After chasing my tail with cold-setting, laying a couple second passes, and measuring back on the table I got maybe 0.2mm out of it all and thought “well, that was pointless!”
I placed the frame back in the fixture and saw that the seat tube cone was telling me that the top of the seat tube was off to the left….yep, the OPPOSITE direction that the alignment table.
Witch-wanding – So now for the 3rd attempt and method at bringing back the frame into alignment. This is a technique I first heard from DWF on the mtbr framebuilding forum and since I trust him I gave it a try. I didn’t know exactly what to try, but I figured, what could possibly go wrong?! I left the frame in the fixture and moved the seat tube cone up a bit so I could see how centered it was in the tube while heating up the tubes with the torchc.
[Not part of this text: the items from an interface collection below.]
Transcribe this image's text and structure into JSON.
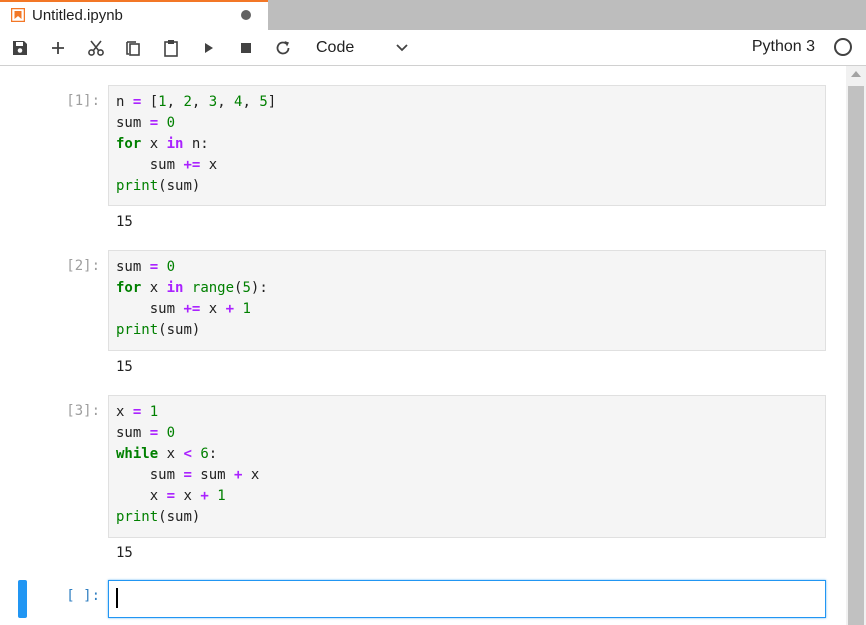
{
  "tab": {
    "title": "Untitled.ipynb"
  },
  "toolbar": {
    "cell_type": "Code",
    "kernel_name": "Python 3",
    "icons": [
      "save-icon",
      "add-icon",
      "cut-icon",
      "copy-icon",
      "paste-icon",
      "run-icon",
      "stop-icon",
      "restart-icon",
      "chevron-down-icon",
      "kernel-idle-icon"
    ]
  },
  "colors": {
    "accent": "#f37726",
    "active": "#2196f3",
    "keyword": "#008000",
    "operator": "#aa22ff"
  },
  "cells": [
    {
      "prompt": "[1]:",
      "lines": [
        [
          [
            "n ",
            ""
          ],
          [
            "=",
            "op"
          ],
          [
            " [",
            ""
          ],
          [
            "1",
            "num"
          ],
          [
            ", ",
            ""
          ],
          [
            "2",
            "num"
          ],
          [
            ", ",
            ""
          ],
          [
            "3",
            "num"
          ],
          [
            ", ",
            ""
          ],
          [
            "4",
            "num"
          ],
          [
            ", ",
            ""
          ],
          [
            "5",
            "num"
          ],
          [
            "]",
            ""
          ]
        ],
        [
          [
            "sum ",
            ""
          ],
          [
            "=",
            "op"
          ],
          [
            " ",
            ""
          ],
          [
            "0",
            "num"
          ]
        ],
        [
          [
            "for",
            "kw"
          ],
          [
            " x ",
            ""
          ],
          [
            "in",
            "op"
          ],
          [
            " n:",
            ""
          ]
        ],
        [
          [
            "    sum ",
            ""
          ],
          [
            "+=",
            "op"
          ],
          [
            " x",
            ""
          ]
        ],
        [
          [
            "print",
            "bi"
          ],
          [
            "(sum)",
            ""
          ]
        ]
      ],
      "output": "15"
    },
    {
      "prompt": "[2]:",
      "lines": [
        [
          [
            "sum ",
            ""
          ],
          [
            "=",
            "op"
          ],
          [
            " ",
            ""
          ],
          [
            "0",
            "num"
          ]
        ],
        [
          [
            "for",
            "kw"
          ],
          [
            " x ",
            ""
          ],
          [
            "in",
            "op"
          ],
          [
            " ",
            ""
          ],
          [
            "range",
            "bi"
          ],
          [
            "(",
            ""
          ],
          [
            "5",
            "num"
          ],
          [
            "):",
            ""
          ]
        ],
        [
          [
            "    sum ",
            ""
          ],
          [
            "+=",
            "op"
          ],
          [
            " x ",
            ""
          ],
          [
            "+",
            "op"
          ],
          [
            " ",
            ""
          ],
          [
            "1",
            "num"
          ]
        ],
        [
          [
            "print",
            "bi"
          ],
          [
            "(sum)",
            ""
          ]
        ]
      ],
      "output": "15"
    },
    {
      "prompt": "[3]:",
      "lines": [
        [
          [
            "x ",
            ""
          ],
          [
            "=",
            "op"
          ],
          [
            " ",
            ""
          ],
          [
            "1",
            "num"
          ]
        ],
        [
          [
            "sum ",
            ""
          ],
          [
            "=",
            "op"
          ],
          [
            " ",
            ""
          ],
          [
            "0",
            "num"
          ]
        ],
        [
          [
            "while",
            "kw"
          ],
          [
            " x ",
            ""
          ],
          [
            "<",
            "op"
          ],
          [
            " ",
            ""
          ],
          [
            "6",
            "num"
          ],
          [
            ":",
            ""
          ]
        ],
        [
          [
            "    sum ",
            ""
          ],
          [
            "=",
            "op"
          ],
          [
            " sum ",
            ""
          ],
          [
            "+",
            "op"
          ],
          [
            " x",
            ""
          ]
        ],
        [
          [
            "    x ",
            ""
          ],
          [
            "=",
            "op"
          ],
          [
            " x ",
            ""
          ],
          [
            "+",
            "op"
          ],
          [
            " ",
            ""
          ],
          [
            "1",
            "num"
          ]
        ],
        [
          [
            "print",
            "bi"
          ],
          [
            "(sum)",
            ""
          ]
        ]
      ],
      "output": "15"
    }
  ],
  "active_cell": {
    "prompt": "[ ]:",
    "value": ""
  }
}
I started with a 0 tip and a carburizing flame (lower temp), like you use to braze water bottle braze-ons. I just waved the wand/torch lightly around the BB/ST joint on the side i thought would move it in the direction I wanted, but learned very quickly that I was moving it in the wrong direction. Apparently heat from a torch pushes and doesn’t pull like a 2nd TIG pass. It was cool how quickly the seat tube would move to one side, and when I stopped using the torch, it slowly sprung back to its original position. I did this a few times to try and get the tube to come to rest straight under the seat tube cone, but no luck…it just kept going back to the left (the pictures show in sequence what was happening and the 3rd photo shows it centered but it returned to photo 1 after several seconds).
So I’m not sure what I’m doing wrong, but the witch-wanding didn’t work for me on this frame. It’s possible that the cold-setting attempts and second passes stifled any further attempts at bringing the frame back into alignment with heat, I don’t know.
So basically, I did a bunch of torture to this frame with no significant improvement to the alignment. I am finding it hard to believe that by more cranking on the frame I would’ve achieved better results, or that by being a better welder my 2nd pass would have done more. So I will chalk it up to unequal heat control with my 1st weld passes since I know my miters were tight.
Some days, some frames, are better than others. I just have to leave this one alone, walk away, and come back to it once the frustration passes. It is frame #13 after all…so maybe this is just how the tubes were meant to be…